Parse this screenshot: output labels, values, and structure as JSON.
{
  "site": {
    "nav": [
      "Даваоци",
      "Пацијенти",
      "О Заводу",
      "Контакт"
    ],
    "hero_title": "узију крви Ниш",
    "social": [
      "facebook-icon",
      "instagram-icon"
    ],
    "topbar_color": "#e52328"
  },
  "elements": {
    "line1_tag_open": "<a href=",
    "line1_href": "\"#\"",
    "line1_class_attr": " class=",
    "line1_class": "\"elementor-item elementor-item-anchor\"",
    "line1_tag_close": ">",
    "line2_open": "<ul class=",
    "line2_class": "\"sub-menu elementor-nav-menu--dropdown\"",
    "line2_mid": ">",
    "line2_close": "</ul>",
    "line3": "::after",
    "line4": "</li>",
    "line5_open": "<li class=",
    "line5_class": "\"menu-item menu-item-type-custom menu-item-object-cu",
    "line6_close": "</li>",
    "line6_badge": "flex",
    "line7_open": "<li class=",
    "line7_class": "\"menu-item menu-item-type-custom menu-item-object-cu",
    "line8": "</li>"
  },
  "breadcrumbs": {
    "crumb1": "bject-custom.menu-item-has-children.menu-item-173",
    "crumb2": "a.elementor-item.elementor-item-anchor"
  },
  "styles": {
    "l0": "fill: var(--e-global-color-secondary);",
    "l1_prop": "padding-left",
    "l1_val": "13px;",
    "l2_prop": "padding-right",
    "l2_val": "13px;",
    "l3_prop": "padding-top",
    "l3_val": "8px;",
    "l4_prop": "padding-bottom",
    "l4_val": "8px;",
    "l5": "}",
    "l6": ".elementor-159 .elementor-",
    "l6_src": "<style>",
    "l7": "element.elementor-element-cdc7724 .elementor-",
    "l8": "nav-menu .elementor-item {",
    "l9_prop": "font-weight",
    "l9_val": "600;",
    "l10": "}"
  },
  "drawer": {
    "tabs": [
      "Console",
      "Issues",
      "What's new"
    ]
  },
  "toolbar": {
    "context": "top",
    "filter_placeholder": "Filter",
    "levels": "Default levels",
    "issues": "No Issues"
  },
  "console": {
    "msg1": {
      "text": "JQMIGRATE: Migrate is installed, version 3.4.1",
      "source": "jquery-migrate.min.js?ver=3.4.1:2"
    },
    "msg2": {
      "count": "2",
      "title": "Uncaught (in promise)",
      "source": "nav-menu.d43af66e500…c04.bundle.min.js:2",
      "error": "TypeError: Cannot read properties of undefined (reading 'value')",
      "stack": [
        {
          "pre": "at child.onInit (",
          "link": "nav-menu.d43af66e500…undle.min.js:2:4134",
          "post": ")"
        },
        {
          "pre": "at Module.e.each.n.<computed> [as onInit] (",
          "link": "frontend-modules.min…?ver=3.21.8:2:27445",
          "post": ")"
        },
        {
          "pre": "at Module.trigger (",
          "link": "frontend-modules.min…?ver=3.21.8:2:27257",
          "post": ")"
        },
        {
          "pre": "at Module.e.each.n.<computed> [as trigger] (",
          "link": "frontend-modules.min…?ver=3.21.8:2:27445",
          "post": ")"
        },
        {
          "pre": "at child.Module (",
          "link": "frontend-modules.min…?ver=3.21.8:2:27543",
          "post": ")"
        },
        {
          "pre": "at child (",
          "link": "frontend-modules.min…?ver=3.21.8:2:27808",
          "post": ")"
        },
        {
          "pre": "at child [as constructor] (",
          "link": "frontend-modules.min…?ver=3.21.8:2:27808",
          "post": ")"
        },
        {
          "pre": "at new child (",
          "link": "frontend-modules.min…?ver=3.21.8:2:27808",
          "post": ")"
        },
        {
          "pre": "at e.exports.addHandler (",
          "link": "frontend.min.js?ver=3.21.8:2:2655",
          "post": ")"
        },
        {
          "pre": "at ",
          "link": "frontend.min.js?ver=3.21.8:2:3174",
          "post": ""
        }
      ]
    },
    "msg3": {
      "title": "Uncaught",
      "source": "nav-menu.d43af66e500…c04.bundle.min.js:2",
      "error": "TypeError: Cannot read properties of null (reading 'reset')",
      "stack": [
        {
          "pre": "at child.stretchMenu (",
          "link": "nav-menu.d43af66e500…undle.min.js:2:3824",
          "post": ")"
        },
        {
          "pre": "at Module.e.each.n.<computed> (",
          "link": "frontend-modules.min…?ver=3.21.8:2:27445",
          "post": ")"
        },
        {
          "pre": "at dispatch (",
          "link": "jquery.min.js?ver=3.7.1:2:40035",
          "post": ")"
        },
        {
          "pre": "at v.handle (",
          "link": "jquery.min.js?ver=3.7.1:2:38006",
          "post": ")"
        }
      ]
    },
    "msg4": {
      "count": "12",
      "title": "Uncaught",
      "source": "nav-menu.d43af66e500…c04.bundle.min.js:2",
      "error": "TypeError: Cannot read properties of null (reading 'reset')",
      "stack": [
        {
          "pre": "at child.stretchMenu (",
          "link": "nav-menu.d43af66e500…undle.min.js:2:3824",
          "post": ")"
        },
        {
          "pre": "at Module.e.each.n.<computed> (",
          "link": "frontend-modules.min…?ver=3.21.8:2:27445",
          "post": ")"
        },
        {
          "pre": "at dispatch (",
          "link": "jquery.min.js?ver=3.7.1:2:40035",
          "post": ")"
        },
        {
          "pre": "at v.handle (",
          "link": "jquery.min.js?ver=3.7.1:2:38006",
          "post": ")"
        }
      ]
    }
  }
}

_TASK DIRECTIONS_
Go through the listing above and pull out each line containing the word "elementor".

_TASK ANSWER_
    "line1_class": "\"elementor-item elementor-item-anchor\"",
    "line2_class": "\"sub-menu elementor-nav-menu--dropdown\"",
    "crumb2": "a.elementor-item.elementor-item-anchor"
    "l6": ".elementor-159 .elementor-",
    "l7": "element.elementor-element-cdc7724 .elementor-",
    "l8": "nav-menu .elementor-item {",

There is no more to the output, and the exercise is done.